The records Block Start

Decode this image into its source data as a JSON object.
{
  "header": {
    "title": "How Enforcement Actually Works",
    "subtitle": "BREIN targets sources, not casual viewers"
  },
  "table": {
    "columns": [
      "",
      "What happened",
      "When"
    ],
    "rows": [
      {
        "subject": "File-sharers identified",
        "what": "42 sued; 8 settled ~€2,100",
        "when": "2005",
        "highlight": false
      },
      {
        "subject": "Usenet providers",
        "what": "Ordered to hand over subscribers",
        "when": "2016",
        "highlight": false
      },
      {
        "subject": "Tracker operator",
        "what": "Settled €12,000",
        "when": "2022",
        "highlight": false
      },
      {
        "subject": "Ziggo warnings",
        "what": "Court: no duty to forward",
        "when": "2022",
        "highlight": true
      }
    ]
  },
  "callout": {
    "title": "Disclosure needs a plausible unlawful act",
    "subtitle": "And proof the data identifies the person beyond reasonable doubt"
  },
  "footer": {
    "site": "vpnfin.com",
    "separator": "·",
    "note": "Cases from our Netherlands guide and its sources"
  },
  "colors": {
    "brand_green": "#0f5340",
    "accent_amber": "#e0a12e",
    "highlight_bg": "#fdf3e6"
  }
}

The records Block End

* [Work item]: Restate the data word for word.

* [Solved problem]:
Decode this image into its source data as a JSON object.
{
  "header": {
    "title": "How Enforcement Actually Works",
    "subtitle": "BREIN targets sources, not casual viewers"
  },
  "table": {
    "columns": [
      "",
      "What happened",
      "When"
    ],
    "rows": [
      {
        "subject": "File-sharers identified",
        "what": "42 sued; 8 settled ~€2,100",
        "when": "2005",
        "highlight": false
      },
      {
        "subject": "Usenet providers",
        "what": "Ordered to hand over subscribers",
        "when": "2016",
        "highlight": false
      },
      {
        "subject": "Tracker operator",
        "what": "Settled €12,000",
        "when": "2022",
        "highlight": false
      },
      {
        "subject": "Ziggo warnings",
        "what": "Court: no duty to forward",
        "when": "2022",
        "highlight": true
      }
    ]
  },
  "callout": {
    "title": "Disclosure needs a plausible unlawful act",
    "subtitle": "And proof the data identifies the person beyond reasonable doubt"
  },
  "footer": {
    "site": "vpnfin.com",
    "separator": "·",
    "note": "Cases from our Netherlands guide and its sources"
  },
  "colors": {
    "brand_green": "#0f5340",
    "accent_amber": "#e0a12e",
    "highlight_bg": "#fdf3e6"
  }
}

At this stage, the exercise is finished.